The weather was sunny and warm and perfect for a cruise on the Spree. Finding a boat was frustrating and I will spare you the details – just that it involved a long walk and retracing steps. Finally a nice boat and a suntan. I am seeing a theme here – Berlin was a surprise…
Without a Care – Sans Souci
The name of a beautiful but tiny palace in Potsdam. I am taking that as a slogan for my life – Sans Souci!
Only 12 rooms. The summer palace to get away from the rigors of royal life. With a gorgeous back yard.
And gold everywhere!
The trip to Potsdam is a piece of cake – the S line from my hotel took me there in 40 minutes or so. We passed through a densely wooded forest. Which raised questions – was this new growth? Had this been bombed flat too? The Tiergarten – Berlin’s Central Park – was a beautiful place in the 30s. I read a book about Walter Dodd, US Ambassador to Germany in the30s – the park was described several times… but it was bombed flat and had to be replanted. As you drive through it today, you’d never know. Maybe that’s what’s behind some of my questions – always wondering if this was the same landscape you would have seen in 1924?
This Berlin trip was also different from many other trips – I didn’t rush. I took my time getting ready, lingering over meals, not feeling like I had to visit every site, experience every moment. No, relax and breathe. Is this my new travel style? For an older and wiser traveler?
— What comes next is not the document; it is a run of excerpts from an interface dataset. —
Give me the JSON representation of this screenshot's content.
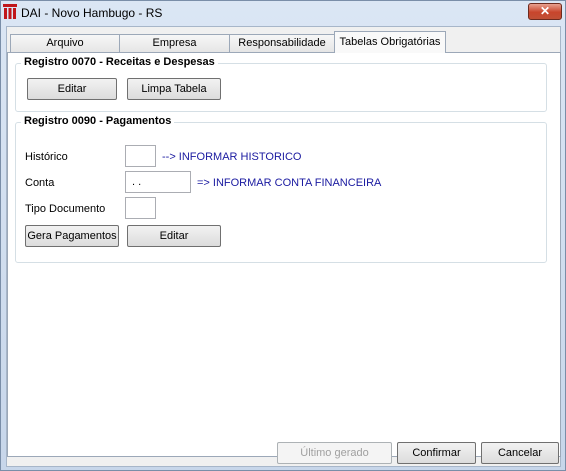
{
  "window": {
    "title": "DAI - Novo Hambugo - RS",
    "close_glyph": "✕"
  },
  "tabs": [
    {
      "label": "Arquivo"
    },
    {
      "label": "Empresa"
    },
    {
      "label": "Responsabilidade"
    },
    {
      "label": "Tabelas Obrigatórias"
    }
  ],
  "group_0070": {
    "legend": "Registro 0070 - Receitas e Despesas",
    "edit_button": "Editar",
    "clear_button": "Limpa Tabela"
  },
  "group_0090": {
    "legend": "Registro 0090 - Pagamentos",
    "historico_label": "Histórico",
    "historico_value": "",
    "historico_hint": "--> INFORMAR HISTORICO",
    "conta_label": "Conta",
    "conta_value": ". .",
    "conta_hint": "=> INFORMAR CONTA FINANCEIRA",
    "tipo_label": "Tipo Documento",
    "tipo_value": "",
    "gera_button": "Gera Pagamentos",
    "edit_button": "Editar"
  },
  "footer": {
    "ultimo_button": "Último gerado",
    "confirm_button": "Confirmar",
    "cancel_button": "Cancelar"
  }
}
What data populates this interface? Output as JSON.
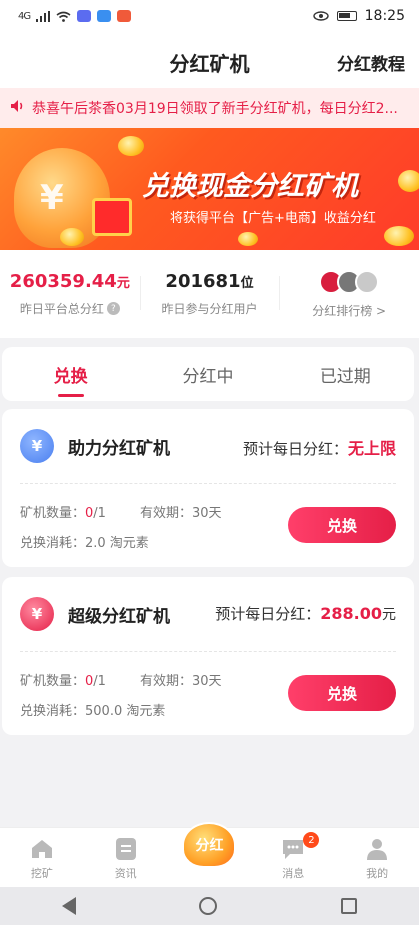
{
  "status_bar": {
    "signal": "4G",
    "time": "18:25"
  },
  "header": {
    "title": "分红矿机",
    "tutorial": "分红教程"
  },
  "marquee": {
    "text": "恭喜午后茶香03月19日领取了新手分红矿机，每日分红2..."
  },
  "banner": {
    "headline": "兑换现金分红矿机",
    "subtitle": "将获得平台【广告+电商】收益分红",
    "symbol": "¥"
  },
  "stats": {
    "total_dividend": {
      "value": "260359.44",
      "unit": "元",
      "label": "昨日平台总分红"
    },
    "participants": {
      "value": "201681",
      "unit": "位",
      "label": "昨日参与分红用户"
    },
    "ranking": {
      "label": "分红排行榜 >"
    }
  },
  "tabs": [
    {
      "label": "兑换",
      "active": true
    },
    {
      "label": "分红中",
      "active": false
    },
    {
      "label": "已过期",
      "active": false
    }
  ],
  "miners": [
    {
      "icon": "¥",
      "name": "助力分红矿机",
      "est_label": "预计每日分红：",
      "est_amount": "无上限",
      "est_unit": "",
      "qty_label": "矿机数量：",
      "qty_owned": "0",
      "qty_total": "/1",
      "validity": "有效期：30天",
      "cost": "兑换消耗：2.0 淘元素",
      "button": "兑换"
    },
    {
      "icon": "¥",
      "name": "超级分红矿机",
      "est_label": "预计每日分红：",
      "est_amount": "288.00",
      "est_unit": "元",
      "qty_label": "矿机数量：",
      "qty_owned": "0",
      "qty_total": "/1",
      "validity": "有效期：30天",
      "cost": "兑换消耗：500.0 淘元素",
      "button": "兑换"
    }
  ],
  "bottom_nav": [
    {
      "label": "挖矿",
      "icon": "home-icon"
    },
    {
      "label": "资讯",
      "icon": "news-icon"
    },
    {
      "label": "分红",
      "icon": "dividend-bag-icon"
    },
    {
      "label": "消息",
      "icon": "message-icon",
      "badge": "2"
    },
    {
      "label": "我的",
      "icon": "profile-icon"
    }
  ],
  "colors": {
    "accent": "#e51f47",
    "banner": "#ff5a1f"
  }
}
I do know that I was happy to have my hair short again. On Friday before I left, I had lunch with Laurel – and wondered if I should cut my hair short. She said sure! Do it. So I called Michel and he had a free appointment in 2 hours. Sign from the Universe. Happy with it and particularly delighted when I returned to Paris to the 103 degree weather. Long hair would have killed me – I wilt enough without it. Wednesday the flying day was very slow – sleeping in, packing, trying one last currywurst and taking the bus to the airport. To discover an hour and a half delay. Funny – you find out these things at the counter – the Berlin airport doesn’t update their departure screens. Simplest security I have ever had – she didn’t even check my boarding pass to a passport. Saw the boarding pass and the passport in my hand and waved me through. And touchdown in Paris to 103 degrees. And of course the airport bus was a 45 minute wait and then traffic. Good thing I had no where to go. Except to a hot apartment..
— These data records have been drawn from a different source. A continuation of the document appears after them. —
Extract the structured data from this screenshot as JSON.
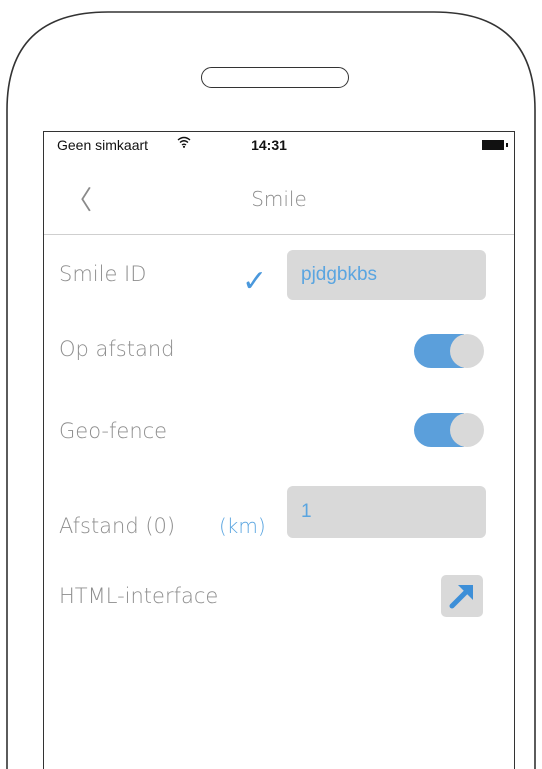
{
  "status_bar": {
    "carrier": "Geen simkaart",
    "wifi_icon": "wifi-icon",
    "time": "14:31",
    "battery_icon": "battery-icon"
  },
  "nav": {
    "back_glyph": "〈",
    "title": "Smile"
  },
  "rows": {
    "smile_id": {
      "label": "Smile ID",
      "status_icon": "checkmark-icon",
      "value": "pjdgbkbs"
    },
    "op_afstand": {
      "label": "Op afstand",
      "enabled": true
    },
    "geo_fence": {
      "label": "Geo-fence",
      "enabled": true
    },
    "afstand": {
      "label": "Afstand (0)",
      "unit": "(km)",
      "value": "1"
    },
    "html_interface": {
      "label": "HTML-interface",
      "button_icon": "external-arrow-icon"
    }
  },
  "colors": {
    "accent": "#5b9fdb",
    "field_bg": "#d9d9d9",
    "label_text": "#8e8e8e"
  }
}
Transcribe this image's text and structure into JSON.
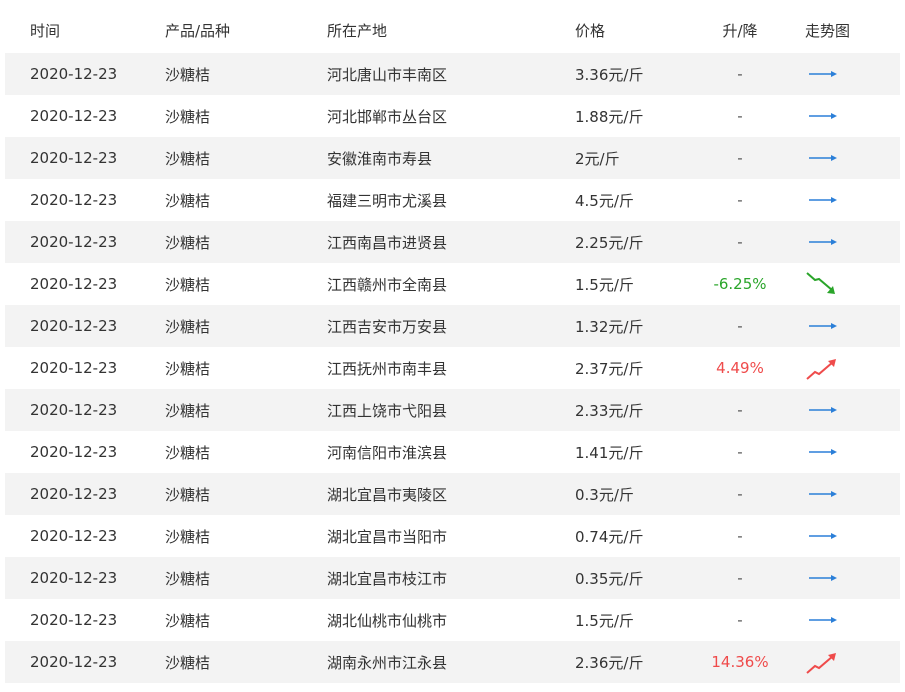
{
  "columns": {
    "date": "时间",
    "product": "产品/品种",
    "origin": "所在产地",
    "price": "价格",
    "change": "升/降",
    "trend": "走势图"
  },
  "rows": [
    {
      "date": "2020-12-23",
      "product": "沙糖桔",
      "origin": "河北唐山市丰南区",
      "price": "3.36元/斤",
      "change": "-",
      "trend": "flat"
    },
    {
      "date": "2020-12-23",
      "product": "沙糖桔",
      "origin": "河北邯郸市丛台区",
      "price": "1.88元/斤",
      "change": "-",
      "trend": "flat"
    },
    {
      "date": "2020-12-23",
      "product": "沙糖桔",
      "origin": "安徽淮南市寿县",
      "price": "2元/斤",
      "change": "-",
      "trend": "flat"
    },
    {
      "date": "2020-12-23",
      "product": "沙糖桔",
      "origin": "福建三明市尤溪县",
      "price": "4.5元/斤",
      "change": "-",
      "trend": "flat"
    },
    {
      "date": "2020-12-23",
      "product": "沙糖桔",
      "origin": "江西南昌市进贤县",
      "price": "2.25元/斤",
      "change": "-",
      "trend": "flat"
    },
    {
      "date": "2020-12-23",
      "product": "沙糖桔",
      "origin": "江西赣州市全南县",
      "price": "1.5元/斤",
      "change": "-6.25%",
      "trend": "down"
    },
    {
      "date": "2020-12-23",
      "product": "沙糖桔",
      "origin": "江西吉安市万安县",
      "price": "1.32元/斤",
      "change": "-",
      "trend": "flat"
    },
    {
      "date": "2020-12-23",
      "product": "沙糖桔",
      "origin": "江西抚州市南丰县",
      "price": "2.37元/斤",
      "change": "4.49%",
      "trend": "up"
    },
    {
      "date": "2020-12-23",
      "product": "沙糖桔",
      "origin": "江西上饶市弋阳县",
      "price": "2.33元/斤",
      "change": "-",
      "trend": "flat"
    },
    {
      "date": "2020-12-23",
      "product": "沙糖桔",
      "origin": "河南信阳市淮滨县",
      "price": "1.41元/斤",
      "change": "-",
      "trend": "flat"
    },
    {
      "date": "2020-12-23",
      "product": "沙糖桔",
      "origin": "湖北宜昌市夷陵区",
      "price": "0.3元/斤",
      "change": "-",
      "trend": "flat"
    },
    {
      "date": "2020-12-23",
      "product": "沙糖桔",
      "origin": "湖北宜昌市当阳市",
      "price": "0.74元/斤",
      "change": "-",
      "trend": "flat"
    },
    {
      "date": "2020-12-23",
      "product": "沙糖桔",
      "origin": "湖北宜昌市枝江市",
      "price": "0.35元/斤",
      "change": "-",
      "trend": "flat"
    },
    {
      "date": "2020-12-23",
      "product": "沙糖桔",
      "origin": "湖北仙桃市仙桃市",
      "price": "1.5元/斤",
      "change": "-",
      "trend": "flat"
    },
    {
      "date": "2020-12-23",
      "product": "沙糖桔",
      "origin": "湖南永州市江永县",
      "price": "2.36元/斤",
      "change": "14.36%",
      "trend": "up"
    }
  ],
  "colors": {
    "up": "#ef4b4b",
    "down": "#2aa52a",
    "flat_arrow": "#2b7fd8",
    "stripe": "#f3f3f3"
  }
}
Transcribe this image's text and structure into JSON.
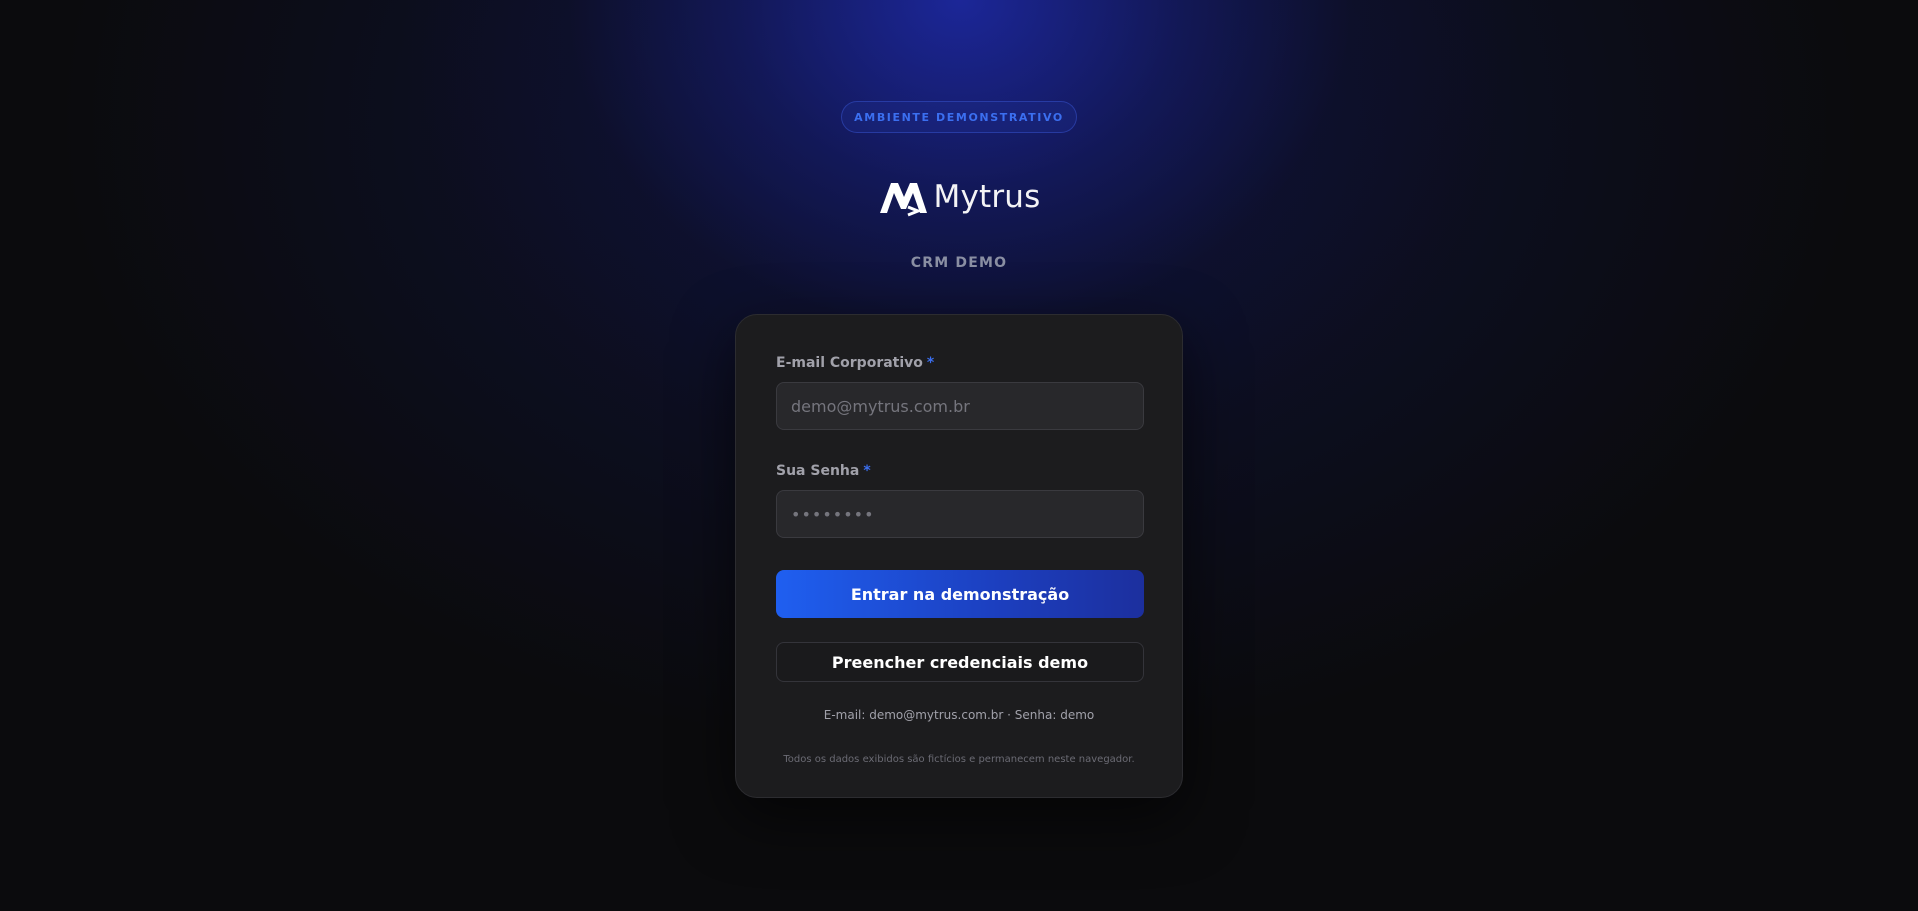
{
  "badge": "AMBIENTE DEMONSTRATIVO",
  "brand": {
    "name": "Mytrus",
    "logo_icon": "mytrus-logo-icon",
    "subtitle": "CRM DEMO"
  },
  "form": {
    "email": {
      "label": "E-mail Corporativo",
      "required_mark": "*",
      "placeholder": "demo@mytrus.com.br",
      "value": ""
    },
    "password": {
      "label": "Sua Senha",
      "required_mark": "*",
      "placeholder": "••••••••",
      "value": ""
    },
    "submit_label": "Entrar na demonstração",
    "fill_label": "Preencher credenciais demo",
    "hint": "E-mail: demo@mytrus.com.br · Senha: demo",
    "disclaimer": "Todos os dados exibidos são fictícios e permanecem neste navegador."
  },
  "colors": {
    "accent": "#1f5ff0",
    "badge_text": "#3b6ff0",
    "card_bg": "#1c1c1e",
    "page_bg": "#0b0b0d",
    "glow": "#1e2aaa"
  }
}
I posted on FB the temps for the week – and many responded – oh just like Sacramento. No. My friends. It is not just like Sacramento. You all have air conditioning! I do not. I eventually eeked out 3 hours of sleep. It didn’t get down to 75 until 3 am. Next night – hotel!